Although the number of publicly-reported patient safety measures has grown over the last decade, there is little evidence that patients and providers are using these data to inform their choice of hospital. One possible explanation for the lack of use is that safety data have typically been reported on a measure-by-measure basis, requiring patients and providers to synthesize too large a number of data points in their decision-making process. Composite measures, which combine multiple performance measures using a pre-determined weighting methodology to produce a single score, provide a more general picture of the safety performance of a hospital and may be more understandable and useable for non-medical personnel. The Leapfrog Group sought to address the need for a standardized method to evaluate patient safety by creating a composite score for hospitals in the U.S., including hospitals that do and do not voluntarily participate in the Leapfrog Hospital Survey. In 2011, The Leapfrog Group invited nine national experts to serve on a panel to help develop a composite score that would evaluate patient safety in U.S. hospitals. While those who were involved in developing the initial Leapfrog composite score believe it reflects the best patient safety measures and data currently available for a large number of U.S. hospitals, the panel recognizes that there are limitations to the current composite score. Given the experience of the panel in developing the initial composite score and the limitations they identified, Leapfro plans to host a one-day conference with a national group of experts in patient safety to formulate a research agenda around the future work that is needed to maintain and improve publicly reported composite measures of patient safety in U.S. hospitals.

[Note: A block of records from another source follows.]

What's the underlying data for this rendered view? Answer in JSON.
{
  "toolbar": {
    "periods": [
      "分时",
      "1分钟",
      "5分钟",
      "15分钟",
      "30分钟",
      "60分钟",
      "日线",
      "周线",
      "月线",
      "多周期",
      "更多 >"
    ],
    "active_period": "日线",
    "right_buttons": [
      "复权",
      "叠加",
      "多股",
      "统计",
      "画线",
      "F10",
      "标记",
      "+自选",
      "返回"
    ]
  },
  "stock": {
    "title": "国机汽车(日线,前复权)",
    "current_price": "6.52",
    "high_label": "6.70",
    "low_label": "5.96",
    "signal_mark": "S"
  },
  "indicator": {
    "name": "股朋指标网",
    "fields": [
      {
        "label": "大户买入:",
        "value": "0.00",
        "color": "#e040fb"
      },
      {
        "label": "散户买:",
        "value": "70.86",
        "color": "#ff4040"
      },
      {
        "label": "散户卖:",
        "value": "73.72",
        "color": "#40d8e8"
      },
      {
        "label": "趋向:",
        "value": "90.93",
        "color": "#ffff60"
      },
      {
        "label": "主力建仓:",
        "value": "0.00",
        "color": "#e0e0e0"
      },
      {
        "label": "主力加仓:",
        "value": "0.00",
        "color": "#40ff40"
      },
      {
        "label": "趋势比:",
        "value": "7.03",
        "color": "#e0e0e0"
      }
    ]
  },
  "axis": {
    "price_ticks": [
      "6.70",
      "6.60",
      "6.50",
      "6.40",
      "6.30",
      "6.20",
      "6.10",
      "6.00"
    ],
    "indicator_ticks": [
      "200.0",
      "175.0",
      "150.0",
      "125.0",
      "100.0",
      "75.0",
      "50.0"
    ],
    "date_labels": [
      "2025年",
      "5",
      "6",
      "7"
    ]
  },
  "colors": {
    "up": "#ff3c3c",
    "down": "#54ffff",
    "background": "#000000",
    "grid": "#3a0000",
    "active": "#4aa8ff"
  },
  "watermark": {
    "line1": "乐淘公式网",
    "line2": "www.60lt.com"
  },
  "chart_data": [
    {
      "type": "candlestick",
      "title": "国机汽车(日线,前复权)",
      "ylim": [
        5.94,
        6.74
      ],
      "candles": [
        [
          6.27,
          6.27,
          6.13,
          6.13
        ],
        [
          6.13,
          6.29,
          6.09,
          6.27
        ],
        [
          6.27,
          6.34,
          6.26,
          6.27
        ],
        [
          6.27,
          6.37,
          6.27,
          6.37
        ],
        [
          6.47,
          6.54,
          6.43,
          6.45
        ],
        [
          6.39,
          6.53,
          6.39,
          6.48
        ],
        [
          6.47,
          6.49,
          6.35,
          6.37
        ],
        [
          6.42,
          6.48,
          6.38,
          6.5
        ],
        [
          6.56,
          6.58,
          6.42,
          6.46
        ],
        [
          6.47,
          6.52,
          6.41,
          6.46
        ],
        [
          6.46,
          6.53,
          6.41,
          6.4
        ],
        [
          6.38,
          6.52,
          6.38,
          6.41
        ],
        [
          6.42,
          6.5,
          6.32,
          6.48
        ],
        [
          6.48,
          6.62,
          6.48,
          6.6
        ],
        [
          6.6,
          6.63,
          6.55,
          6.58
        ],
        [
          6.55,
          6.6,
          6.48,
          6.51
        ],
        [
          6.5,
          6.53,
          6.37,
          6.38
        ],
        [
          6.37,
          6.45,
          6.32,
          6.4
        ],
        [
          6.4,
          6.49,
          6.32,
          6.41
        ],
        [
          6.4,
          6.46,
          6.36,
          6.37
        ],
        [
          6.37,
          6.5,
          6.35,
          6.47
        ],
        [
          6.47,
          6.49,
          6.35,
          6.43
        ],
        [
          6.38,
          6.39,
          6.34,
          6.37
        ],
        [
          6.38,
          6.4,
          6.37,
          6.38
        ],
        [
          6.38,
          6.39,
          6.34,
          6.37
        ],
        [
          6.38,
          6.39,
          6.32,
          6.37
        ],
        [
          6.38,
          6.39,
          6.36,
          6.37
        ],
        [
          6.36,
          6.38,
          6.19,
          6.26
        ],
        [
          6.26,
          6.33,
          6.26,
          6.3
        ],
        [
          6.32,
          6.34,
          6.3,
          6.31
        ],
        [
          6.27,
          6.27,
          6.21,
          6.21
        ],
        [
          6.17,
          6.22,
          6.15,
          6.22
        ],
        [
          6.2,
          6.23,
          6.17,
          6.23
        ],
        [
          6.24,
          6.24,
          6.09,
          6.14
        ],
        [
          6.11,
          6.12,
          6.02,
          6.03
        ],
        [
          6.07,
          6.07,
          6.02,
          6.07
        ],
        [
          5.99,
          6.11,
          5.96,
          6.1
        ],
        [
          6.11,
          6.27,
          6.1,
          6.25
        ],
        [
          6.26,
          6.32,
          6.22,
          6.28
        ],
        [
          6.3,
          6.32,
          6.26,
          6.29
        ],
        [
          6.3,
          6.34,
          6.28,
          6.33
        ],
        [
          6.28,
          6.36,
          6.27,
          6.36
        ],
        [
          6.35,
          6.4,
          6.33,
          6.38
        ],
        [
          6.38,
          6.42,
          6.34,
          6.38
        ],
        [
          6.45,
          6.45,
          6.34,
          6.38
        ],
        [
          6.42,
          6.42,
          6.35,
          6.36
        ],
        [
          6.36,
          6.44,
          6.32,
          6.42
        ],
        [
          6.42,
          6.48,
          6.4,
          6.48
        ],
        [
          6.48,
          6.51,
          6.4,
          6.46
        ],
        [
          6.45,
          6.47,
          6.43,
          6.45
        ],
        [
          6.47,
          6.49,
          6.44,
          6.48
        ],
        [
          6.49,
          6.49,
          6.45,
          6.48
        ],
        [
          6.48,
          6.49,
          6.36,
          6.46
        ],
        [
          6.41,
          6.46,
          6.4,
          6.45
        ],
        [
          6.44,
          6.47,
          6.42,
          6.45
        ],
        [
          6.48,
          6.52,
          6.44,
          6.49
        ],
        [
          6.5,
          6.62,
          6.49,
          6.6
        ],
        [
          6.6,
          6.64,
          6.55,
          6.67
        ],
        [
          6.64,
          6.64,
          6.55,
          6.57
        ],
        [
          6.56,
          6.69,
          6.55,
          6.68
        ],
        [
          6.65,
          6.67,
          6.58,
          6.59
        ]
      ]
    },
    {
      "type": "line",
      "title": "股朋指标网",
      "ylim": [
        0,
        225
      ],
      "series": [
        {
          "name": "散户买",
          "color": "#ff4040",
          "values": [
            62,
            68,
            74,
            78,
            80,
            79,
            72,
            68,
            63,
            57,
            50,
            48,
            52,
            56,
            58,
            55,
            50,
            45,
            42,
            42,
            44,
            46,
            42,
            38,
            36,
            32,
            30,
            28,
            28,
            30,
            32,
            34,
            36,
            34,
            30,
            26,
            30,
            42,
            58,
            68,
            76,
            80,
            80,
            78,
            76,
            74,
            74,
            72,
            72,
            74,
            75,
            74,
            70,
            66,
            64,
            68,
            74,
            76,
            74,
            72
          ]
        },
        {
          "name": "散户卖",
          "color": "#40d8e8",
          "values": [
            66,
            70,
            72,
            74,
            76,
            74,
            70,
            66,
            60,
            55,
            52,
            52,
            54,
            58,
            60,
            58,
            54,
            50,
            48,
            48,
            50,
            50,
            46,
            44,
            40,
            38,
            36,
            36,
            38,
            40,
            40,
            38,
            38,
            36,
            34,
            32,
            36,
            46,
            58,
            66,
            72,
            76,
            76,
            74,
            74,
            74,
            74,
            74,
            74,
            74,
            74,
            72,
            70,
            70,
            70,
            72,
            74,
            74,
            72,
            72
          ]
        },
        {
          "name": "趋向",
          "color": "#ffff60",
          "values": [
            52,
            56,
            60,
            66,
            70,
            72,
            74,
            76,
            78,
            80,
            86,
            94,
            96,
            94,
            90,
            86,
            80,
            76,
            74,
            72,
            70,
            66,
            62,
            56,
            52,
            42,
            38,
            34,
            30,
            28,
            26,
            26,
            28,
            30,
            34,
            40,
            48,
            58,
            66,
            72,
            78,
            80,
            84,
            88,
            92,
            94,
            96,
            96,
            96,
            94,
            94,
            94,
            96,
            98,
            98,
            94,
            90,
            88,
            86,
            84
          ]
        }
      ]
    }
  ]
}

The Leapfrog Group plans to host a one-day conference with a national group of experts in patient safety to formulate a research agenda around the future work that is needed to maintain and improve publicly reported composite measures of patient safety in U.S. hospitals.